## Assignment
Return the full listing below, unchanged.

## Material provided
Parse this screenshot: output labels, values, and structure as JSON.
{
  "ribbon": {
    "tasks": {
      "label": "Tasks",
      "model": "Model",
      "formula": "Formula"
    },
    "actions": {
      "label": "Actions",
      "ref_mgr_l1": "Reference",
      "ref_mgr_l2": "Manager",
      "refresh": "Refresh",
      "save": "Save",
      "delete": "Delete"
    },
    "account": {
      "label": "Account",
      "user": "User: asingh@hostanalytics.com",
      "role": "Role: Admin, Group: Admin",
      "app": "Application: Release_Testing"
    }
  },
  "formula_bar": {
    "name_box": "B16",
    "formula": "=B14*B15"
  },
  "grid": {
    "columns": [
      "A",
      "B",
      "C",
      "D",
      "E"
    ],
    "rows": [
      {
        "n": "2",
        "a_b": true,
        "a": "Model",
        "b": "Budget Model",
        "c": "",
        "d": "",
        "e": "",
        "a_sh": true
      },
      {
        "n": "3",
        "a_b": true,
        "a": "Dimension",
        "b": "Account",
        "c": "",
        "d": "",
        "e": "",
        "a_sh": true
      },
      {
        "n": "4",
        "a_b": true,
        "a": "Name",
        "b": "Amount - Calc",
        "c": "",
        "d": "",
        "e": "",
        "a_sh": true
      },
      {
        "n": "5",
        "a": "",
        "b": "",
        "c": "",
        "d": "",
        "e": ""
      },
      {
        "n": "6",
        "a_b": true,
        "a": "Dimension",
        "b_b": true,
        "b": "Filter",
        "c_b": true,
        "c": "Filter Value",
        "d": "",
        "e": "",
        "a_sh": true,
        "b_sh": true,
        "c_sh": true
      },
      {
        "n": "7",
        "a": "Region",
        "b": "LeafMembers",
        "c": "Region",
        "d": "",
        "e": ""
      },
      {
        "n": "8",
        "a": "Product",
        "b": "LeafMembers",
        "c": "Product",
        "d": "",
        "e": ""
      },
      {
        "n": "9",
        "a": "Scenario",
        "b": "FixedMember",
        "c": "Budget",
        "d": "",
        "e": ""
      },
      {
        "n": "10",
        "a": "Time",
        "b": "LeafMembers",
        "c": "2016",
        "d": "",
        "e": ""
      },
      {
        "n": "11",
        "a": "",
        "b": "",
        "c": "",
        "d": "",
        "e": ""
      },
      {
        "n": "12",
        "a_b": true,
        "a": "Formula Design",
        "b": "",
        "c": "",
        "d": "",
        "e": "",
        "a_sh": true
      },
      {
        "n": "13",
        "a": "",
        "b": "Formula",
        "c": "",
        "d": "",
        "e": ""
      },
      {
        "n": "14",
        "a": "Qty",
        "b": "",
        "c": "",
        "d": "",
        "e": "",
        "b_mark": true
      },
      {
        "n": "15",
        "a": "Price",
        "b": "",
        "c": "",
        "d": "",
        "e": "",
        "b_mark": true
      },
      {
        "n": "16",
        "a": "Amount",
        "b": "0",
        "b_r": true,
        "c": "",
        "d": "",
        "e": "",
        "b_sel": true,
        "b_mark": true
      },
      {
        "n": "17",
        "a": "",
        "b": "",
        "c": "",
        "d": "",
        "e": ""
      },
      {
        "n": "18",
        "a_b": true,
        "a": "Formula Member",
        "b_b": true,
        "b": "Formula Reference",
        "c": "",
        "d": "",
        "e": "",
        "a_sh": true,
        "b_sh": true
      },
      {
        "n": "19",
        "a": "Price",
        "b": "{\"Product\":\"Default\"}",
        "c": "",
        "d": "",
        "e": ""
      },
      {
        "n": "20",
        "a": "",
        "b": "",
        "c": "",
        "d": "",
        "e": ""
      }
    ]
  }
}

## Response for this exercise
Parse this screenshot: output labels, values, and structure as JSON.
{
  "ribbon": {
    "tasks": {
      "label": "Tasks",
      "model": "Model",
      "formula": "Formula"
    },
    "actions": {
      "label": "Actions",
      "ref_mgr_l1": "Reference",
      "ref_mgr_l2": "Manager",
      "refresh": "Refresh",
      "save": "Save",
      "delete": "Delete"
    },
    "account": {
      "label": "Account",
      "user": "User: asingh@hostanalytics.com",
      "role": "Role: Admin, Group: Admin",
      "app": "Application: Release_Testing"
    }
  },
  "formula_bar": {
    "name_box": "B16",
    "formula": "=B14*B15"
  },
  "grid": {
    "columns": [
      "A",
      "B",
      "C",
      "D",
      "E"
    ],
    "rows": [
      {
        "n": "2",
        "a_b": true,
        "a": "Model",
        "b": "Budget Model",
        "c": "",
        "d": "",
        "e": "",
        "a_sh": true
      },
      {
        "n": "3",
        "a_b": true,
        "a": "Dimension",
        "b": "Account",
        "c": "",
        "d": "",
        "e": "",
        "a_sh": true
      },
      {
        "n": "4",
        "a_b": true,
        "a": "Name",
        "b": "Amount - Calc",
        "c": "",
        "d": "",
        "e": "",
        "a_sh": true
      },
      {
        "n": "5",
        "a": "",
        "b": "",
        "c": "",
        "d": "",
        "e": ""
      },
      {
        "n": "6",
        "a_b": true,
        "a": "Dimension",
        "b_b": true,
        "b": "Filter",
        "c_b": true,
        "c": "Filter Value",
        "d": "",
        "e": "",
        "a_sh": true,
        "b_sh": true,
        "c_sh": true
      },
      {
        "n": "7",
        "a": "Region",
        "b": "LeafMembers",
        "c": "Region",
        "d": "",
        "e": ""
      },
      {
        "n": "8",
        "a": "Product",
        "b": "LeafMembers",
        "c": "Product",
        "d": "",
        "e": ""
      },
      {
        "n": "9",
        "a": "Scenario",
        "b": "FixedMember",
        "c": "Budget",
        "d": "",
        "e": ""
      },
      {
        "n": "10",
        "a": "Time",
        "b": "LeafMembers",
        "c": "2016",
        "d": "",
        "e": ""
      },
      {
        "n": "11",
        "a": "",
        "b": "",
        "c": "",
        "d": "",
        "e": ""
      },
      {
        "n": "12",
        "a_b": true,
        "a": "Formula Design",
        "b": "",
        "c": "",
        "d": "",
        "e": "",
        "a_sh": true
      },
      {
        "n": "13",
        "a": "",
        "b": "Formula",
        "c": "",
        "d": "",
        "e": ""
      },
      {
        "n": "14",
        "a": "Qty",
        "b": "",
        "c": "",
        "d": "",
        "e": "",
        "b_mark": true
      },
      {
        "n": "15",
        "a": "Price",
        "b": "",
        "c": "",
        "d": "",
        "e": "",
        "b_mark": true
      },
      {
        "n": "16",
        "a": "Amount",
        "b": "0",
        "b_r": true,
        "c": "",
        "d": "",
        "e": "",
        "b_sel": true,
        "b_mark": true
      },
      {
        "n": "17",
        "a": "",
        "b": "",
        "c": "",
        "d": "",
        "e": ""
      },
      {
        "n": "18",
        "a_b": true,
        "a": "Formula Member",
        "b_b": true,
        "b": "Formula Reference",
        "c": "",
        "d": "",
        "e": "",
        "a_sh": true,
        "b_sh": true
      },
      {
        "n": "19",
        "a": "Price",
        "b": "{\"Product\":\"Default\"}",
        "c": "",
        "d": "",
        "e": ""
      },
      {
        "n": "20",
        "a": "",
        "b": "",
        "c": "",
        "d": "",
        "e": ""
      }
    ]
  }
}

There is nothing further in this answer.